Densho Digital Archive
Densho Visual History Collection
Title: Kazie Good Interview
Narrator: Kazie Good
Interviewer: Tom Ikeda
Location: Seattle, Washington
Date: February 26, 2015
Densho ID: denshovh-gkazie-01-0016

<Begin Segment 16>

TI: So tell me what it, so how did you get to Philadelphia? It was all train?

KG: Train, yeah.

TI: That took a long time, that was a long trip.

KG: Yeah.

TI: Any stories or memories from that train?

KG: Yeah, sitting on our suitcases because it was during the war and the trains were crowded, and about as low a class as one can, how one can travel.

TI: So it was kind of like standing room kind of train ride.

KG: Yeah, uh-huh.

TI: Do you recall how you were feeling? I mean, in some ways, there must be this sense of relief of leaving Tule Lake, but yet apprehension in terms of what you're going to find.

KG: Yeah, well, I found out that I couldn't stand to be with (the Japanese people). Because the first thing people asked was, "What camp were you in?" And the moment you said Tule Lake, it meant only one thing: that you were disloyal. Because people had no understanding of what went on, and they just... well, that's how the government labeled the desegregation camp, was for the disloyal people, is how they publicized it more or less. At least, that's the information that was gotten across.

TI: But how about friends that knew you before the war? Like this woman that had the hostel in Philadelphia? Did her feelings change at all towards the family because you were at Tule Lake?

KG: No. They knew, at least, my parents explained and all.

TI: So it was really people that you didn't really know, so other Japanese, Japanese Americans who you'd just meet.

KG: They came from all over. That was a hostel, you know, people came out of camps and went there, they were from different camps. And they were people we didn't know before. There were a few we knew, but most of them were just strangers. And I could not stand being with any of them.

TI: And again it's because of how they treated you when they found out that you were from Tule Lake?

KG: Well, I don't know that they... well, as soon as they stated I was disloyal, then I just left. I mean, I didn't care to deal with them, and I just avoided the Japanese period because of that.

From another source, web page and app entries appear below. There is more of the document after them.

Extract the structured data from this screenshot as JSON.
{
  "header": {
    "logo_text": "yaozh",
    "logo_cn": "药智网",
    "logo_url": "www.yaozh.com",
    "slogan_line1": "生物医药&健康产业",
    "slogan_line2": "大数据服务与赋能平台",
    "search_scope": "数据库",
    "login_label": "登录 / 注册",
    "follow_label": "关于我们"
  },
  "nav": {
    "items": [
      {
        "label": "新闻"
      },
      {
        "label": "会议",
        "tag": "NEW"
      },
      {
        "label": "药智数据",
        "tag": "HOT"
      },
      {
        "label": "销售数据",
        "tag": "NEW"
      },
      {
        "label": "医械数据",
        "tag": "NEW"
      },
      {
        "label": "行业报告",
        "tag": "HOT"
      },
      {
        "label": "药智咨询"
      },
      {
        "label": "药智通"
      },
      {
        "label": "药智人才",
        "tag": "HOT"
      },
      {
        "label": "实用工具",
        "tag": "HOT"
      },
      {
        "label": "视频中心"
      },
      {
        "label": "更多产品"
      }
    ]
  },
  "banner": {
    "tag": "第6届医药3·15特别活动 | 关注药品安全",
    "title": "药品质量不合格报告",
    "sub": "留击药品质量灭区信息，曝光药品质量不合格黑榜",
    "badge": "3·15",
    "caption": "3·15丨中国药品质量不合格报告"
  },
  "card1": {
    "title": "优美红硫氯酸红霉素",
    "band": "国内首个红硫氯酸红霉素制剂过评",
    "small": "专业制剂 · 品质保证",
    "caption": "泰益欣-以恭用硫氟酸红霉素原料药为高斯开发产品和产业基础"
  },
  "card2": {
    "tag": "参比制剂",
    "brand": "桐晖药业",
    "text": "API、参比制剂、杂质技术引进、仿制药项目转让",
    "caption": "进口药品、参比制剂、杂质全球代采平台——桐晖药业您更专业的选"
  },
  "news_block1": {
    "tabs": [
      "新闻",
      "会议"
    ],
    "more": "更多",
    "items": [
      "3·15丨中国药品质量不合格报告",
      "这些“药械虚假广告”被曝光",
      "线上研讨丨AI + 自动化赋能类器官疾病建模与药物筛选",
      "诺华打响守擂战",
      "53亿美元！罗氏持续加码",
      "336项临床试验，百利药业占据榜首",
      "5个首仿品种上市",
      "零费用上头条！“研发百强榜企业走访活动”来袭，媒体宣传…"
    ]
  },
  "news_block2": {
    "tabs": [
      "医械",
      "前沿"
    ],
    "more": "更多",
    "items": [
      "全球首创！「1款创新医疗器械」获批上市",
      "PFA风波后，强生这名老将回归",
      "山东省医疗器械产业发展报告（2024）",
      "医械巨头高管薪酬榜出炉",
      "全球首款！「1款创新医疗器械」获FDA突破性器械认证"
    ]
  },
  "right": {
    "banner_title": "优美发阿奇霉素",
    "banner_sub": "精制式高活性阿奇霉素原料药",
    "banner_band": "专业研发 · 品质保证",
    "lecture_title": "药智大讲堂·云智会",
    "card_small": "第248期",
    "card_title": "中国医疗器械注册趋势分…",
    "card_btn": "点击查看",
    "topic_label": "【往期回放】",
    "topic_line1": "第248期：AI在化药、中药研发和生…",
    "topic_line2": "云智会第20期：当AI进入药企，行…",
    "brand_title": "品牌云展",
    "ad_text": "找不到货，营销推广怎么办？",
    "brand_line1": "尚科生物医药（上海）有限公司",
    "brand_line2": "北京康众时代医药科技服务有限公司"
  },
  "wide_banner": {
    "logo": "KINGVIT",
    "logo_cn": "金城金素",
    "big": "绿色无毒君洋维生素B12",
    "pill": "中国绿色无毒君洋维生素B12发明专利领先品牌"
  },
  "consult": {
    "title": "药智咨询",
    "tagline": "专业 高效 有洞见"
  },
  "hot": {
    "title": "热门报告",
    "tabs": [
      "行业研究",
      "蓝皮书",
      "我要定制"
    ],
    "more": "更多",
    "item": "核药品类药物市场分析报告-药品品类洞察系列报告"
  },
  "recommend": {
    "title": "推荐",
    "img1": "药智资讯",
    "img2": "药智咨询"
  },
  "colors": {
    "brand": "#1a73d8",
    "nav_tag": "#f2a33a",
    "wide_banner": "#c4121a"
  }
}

TI: Now tell me a little bit about the hostel. I'm curious what a hostel would be like in Philadelphia.

KG: It's a boarding house.

TI: And so how large, was it just like a big house?

KG: Yeah, it was a big house. It must have been two, three stories. And there were bedrooms and then a big dining room where we ate together. And from there, people looked for jobs and all.

TI: I'm sorry, about how many people were in the hostel, would you say, at one time? How many different families?

KG: Oh, maybe four or five families, I don't know.

TI: And generally how long would people stay at the hostel?

KG: I have no idea. Depending upon how long it took them to get a job or whatever.

TI: And then earlier you mentioned...

KG: The government had hostels throughout the country in different cities like Cincinnati and Chicago and Philadelphia. And this is one means of getting people out, or providing people a place to stay, you know, right after they got out of camp.

TI: Now, were these hostels subsidized? Did the government sort of pay for your rent?

KG: I don't remember. I don't remember paying, or my parents paying or anything like that. Well, we didn't stay long, so it's possible that the government paid, I don't know.

<End Segment 16> - Copyright © 2015 Densho. All Rights Reserved.